The fourth film again uses creative installation as a tool to highlight Akerman’s ability to use film as a barometer for complex social relationships. In “Les femmes d’Anvers en Novembre” the activity of smoking takes on very personal and introspective connotations. The filmmaker investigates this often-chastised habit by creating twenty (the same number as cigarettes in a pack) vignettes that highlight moments protagonists are sharing with a cigarette. Lacking in any male presence, the short films give off an almost melancholy sentiment; many of the moments are solitary and show women embroiled in, what would appear to be, intense introspection. The two-channel installation also consists of a single black-and-white projection of young woman in the process of smoking a cigarette, on the wall opposite the other films. Whereas the color films are almost all too real and sobering, the black-and-white film is dramatic and sensuous; the rings of smoke careen upwards, as we see the woman indulge in, what appears to be, a very pleasurable experience.
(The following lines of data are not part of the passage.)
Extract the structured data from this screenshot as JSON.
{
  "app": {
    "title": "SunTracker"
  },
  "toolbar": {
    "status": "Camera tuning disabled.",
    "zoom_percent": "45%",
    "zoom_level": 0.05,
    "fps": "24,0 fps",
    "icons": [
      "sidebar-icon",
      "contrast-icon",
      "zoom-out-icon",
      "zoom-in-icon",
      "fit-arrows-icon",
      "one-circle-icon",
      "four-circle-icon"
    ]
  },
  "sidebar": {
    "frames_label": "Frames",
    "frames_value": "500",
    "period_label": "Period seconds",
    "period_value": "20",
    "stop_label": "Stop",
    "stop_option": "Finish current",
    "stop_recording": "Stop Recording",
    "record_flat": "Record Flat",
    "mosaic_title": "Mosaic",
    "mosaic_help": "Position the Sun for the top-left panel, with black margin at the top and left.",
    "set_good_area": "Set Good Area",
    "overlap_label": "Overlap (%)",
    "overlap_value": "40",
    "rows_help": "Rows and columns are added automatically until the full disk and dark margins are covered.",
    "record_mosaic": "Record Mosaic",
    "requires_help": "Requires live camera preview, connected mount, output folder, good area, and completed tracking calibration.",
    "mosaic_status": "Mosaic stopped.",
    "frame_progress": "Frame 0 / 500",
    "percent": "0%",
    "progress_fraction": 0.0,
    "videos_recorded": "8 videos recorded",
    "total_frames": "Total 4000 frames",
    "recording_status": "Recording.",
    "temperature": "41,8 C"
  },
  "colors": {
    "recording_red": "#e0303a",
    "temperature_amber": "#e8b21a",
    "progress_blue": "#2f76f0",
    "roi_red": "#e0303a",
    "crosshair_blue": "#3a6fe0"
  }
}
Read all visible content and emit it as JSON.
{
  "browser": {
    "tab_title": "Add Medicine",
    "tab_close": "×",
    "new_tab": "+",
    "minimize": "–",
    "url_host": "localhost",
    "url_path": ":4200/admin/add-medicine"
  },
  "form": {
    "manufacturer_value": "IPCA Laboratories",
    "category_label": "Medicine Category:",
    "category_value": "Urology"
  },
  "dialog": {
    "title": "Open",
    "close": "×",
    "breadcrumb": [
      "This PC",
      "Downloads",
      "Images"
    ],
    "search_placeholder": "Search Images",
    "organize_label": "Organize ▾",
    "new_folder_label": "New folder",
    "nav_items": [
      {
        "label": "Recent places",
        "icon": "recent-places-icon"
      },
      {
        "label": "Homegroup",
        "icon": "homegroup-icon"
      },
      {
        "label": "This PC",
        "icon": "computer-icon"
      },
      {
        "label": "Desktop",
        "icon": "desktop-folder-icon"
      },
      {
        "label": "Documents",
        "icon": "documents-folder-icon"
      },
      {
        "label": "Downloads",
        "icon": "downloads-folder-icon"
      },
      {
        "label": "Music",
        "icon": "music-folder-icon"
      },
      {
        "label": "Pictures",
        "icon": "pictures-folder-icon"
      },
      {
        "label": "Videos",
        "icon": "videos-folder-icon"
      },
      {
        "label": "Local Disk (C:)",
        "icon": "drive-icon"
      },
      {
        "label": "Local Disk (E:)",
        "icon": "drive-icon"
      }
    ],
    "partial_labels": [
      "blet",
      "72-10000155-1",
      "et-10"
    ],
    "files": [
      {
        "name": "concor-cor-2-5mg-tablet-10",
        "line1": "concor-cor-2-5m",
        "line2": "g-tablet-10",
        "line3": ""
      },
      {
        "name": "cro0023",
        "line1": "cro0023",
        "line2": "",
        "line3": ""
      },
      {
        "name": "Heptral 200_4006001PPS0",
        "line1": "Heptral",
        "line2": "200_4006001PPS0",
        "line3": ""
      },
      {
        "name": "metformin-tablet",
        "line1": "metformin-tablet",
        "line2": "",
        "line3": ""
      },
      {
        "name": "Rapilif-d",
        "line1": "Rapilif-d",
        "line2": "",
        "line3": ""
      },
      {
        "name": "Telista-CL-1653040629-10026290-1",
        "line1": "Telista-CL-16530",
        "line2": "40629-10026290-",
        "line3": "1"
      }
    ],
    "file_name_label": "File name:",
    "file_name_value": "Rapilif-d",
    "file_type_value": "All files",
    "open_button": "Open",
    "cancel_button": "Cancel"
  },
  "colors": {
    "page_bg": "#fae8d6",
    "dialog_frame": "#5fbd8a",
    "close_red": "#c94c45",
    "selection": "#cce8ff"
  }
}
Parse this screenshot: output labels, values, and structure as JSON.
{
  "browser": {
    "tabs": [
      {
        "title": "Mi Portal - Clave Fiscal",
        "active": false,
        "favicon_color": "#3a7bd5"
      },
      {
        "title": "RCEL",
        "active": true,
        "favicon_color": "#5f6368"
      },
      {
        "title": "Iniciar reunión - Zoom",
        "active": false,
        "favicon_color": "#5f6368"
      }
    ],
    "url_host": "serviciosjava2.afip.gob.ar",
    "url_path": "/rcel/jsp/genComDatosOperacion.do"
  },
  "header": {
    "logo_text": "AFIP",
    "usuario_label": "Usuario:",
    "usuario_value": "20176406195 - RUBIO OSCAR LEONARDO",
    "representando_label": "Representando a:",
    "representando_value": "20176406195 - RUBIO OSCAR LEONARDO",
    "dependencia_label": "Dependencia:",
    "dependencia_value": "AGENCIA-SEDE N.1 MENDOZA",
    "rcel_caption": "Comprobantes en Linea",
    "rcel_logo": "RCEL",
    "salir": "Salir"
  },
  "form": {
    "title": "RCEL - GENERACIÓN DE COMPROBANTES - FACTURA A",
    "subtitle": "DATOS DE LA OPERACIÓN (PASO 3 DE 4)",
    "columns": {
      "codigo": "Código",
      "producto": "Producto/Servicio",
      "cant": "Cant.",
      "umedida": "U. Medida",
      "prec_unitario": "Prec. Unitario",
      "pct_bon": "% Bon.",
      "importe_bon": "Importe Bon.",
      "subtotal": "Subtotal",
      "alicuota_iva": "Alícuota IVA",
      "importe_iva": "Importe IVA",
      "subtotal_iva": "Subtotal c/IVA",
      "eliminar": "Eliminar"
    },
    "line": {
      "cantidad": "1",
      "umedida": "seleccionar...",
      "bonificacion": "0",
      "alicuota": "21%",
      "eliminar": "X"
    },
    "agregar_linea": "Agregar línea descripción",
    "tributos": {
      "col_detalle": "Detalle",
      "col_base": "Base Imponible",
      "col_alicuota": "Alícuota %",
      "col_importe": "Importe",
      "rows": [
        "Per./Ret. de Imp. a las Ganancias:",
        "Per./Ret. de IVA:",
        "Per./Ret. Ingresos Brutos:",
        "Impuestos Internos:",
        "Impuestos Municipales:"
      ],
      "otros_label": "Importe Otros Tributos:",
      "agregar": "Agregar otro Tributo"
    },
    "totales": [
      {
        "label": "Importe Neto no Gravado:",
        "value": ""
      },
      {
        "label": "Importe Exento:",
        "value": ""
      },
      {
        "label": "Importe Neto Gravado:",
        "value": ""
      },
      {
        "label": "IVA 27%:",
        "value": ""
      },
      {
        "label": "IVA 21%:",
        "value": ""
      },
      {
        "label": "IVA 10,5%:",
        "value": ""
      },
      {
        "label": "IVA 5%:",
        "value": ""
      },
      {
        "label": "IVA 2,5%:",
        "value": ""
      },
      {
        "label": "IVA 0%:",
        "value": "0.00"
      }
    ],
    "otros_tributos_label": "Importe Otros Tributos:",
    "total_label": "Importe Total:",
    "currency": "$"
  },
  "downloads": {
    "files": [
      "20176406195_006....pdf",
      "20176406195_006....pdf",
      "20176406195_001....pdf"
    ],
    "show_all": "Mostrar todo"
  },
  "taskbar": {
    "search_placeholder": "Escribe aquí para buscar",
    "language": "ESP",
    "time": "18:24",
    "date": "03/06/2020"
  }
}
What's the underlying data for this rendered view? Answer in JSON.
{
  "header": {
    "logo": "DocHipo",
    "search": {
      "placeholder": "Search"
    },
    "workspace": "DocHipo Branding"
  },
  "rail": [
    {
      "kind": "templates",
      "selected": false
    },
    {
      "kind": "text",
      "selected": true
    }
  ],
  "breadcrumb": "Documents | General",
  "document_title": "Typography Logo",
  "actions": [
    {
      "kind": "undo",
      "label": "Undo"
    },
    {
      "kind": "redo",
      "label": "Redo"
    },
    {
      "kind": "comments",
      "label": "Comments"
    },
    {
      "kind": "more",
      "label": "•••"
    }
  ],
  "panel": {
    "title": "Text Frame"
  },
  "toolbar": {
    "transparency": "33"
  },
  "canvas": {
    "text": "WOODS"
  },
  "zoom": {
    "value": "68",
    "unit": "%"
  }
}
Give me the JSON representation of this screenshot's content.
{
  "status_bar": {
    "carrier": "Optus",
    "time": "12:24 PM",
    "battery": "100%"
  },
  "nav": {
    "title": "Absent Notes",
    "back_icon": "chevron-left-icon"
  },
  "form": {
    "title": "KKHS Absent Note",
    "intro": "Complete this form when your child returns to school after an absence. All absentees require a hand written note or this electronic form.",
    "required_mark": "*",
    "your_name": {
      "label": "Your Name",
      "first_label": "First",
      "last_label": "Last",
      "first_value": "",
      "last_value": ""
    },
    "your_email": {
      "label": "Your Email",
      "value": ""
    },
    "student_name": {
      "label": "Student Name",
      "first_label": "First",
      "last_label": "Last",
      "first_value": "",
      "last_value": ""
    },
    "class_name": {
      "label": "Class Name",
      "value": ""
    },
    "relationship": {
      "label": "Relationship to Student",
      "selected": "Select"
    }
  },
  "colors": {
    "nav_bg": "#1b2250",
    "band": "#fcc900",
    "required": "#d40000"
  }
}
The final film encountered brings the exhibition full circle as it re-contextualizes the installation experienced in “D’est.” “De l’autre coté” uses the same kind of multi-room set-up, but reverses its order and changes the subject matter. In this series of films, Akerman turns her attention towards the plight of illegal immigration from Mexico into the United States. Using the same method as before, she attempts to illustrate life as both intimate and universal. In the first room, visitors sit before a lone television screen where cars streak along a highway that leads to the Mexican-American border, accompanied by the sound of Akerman’s voice recounting the stories of perilous border crossings. The second room again employs twenty-four video screens to the same effect as before. Some screens show scenes, shot from helicopters, of infrared immigrants huddling underneath trees in the desert, stills of homes sitting just across from the wall marking the border; others show Mexican families sitting at a table mourning the loss of a family member who did not make it across. The final room seats the viewer opposite a large screen where a picture within a picture contrasts a sublime and serene desert sunset rising over mountains in the background, against the chaotic images of desert crossings, seen before, in the foreground.
Although Chantal Akerman’s subject matter is quite geographically diverse, the issues surrounding her protagonists are all too similar. At the core, these films reveal a search for identity through transition; whether it is manifested in Eastern Europeans after the fall of the Bloc, Mexicans trying to re-envision an American life, smokers grappling with a killer pleasure, or Israelis fighting for a promised land. Akerman does not pass judgment; her position remains neutral and clear throughout. She is able to present these conditions to us from the vantage point of the countless unnamed, faceless masses, or bring her lens down to the level of a kitchen-table discussion. Chantal Akerman wishes not to create drama within the consciousness of the viewer; instead, she focuses in on the complexity and subtlety that accompanies a convoluted world.
Bryan Barcena is a graduate of the University of Michigan specializing in Art History and Latin American Studies. He is the Assistant Director of Chelsea Galleria Wynwood, in Miami.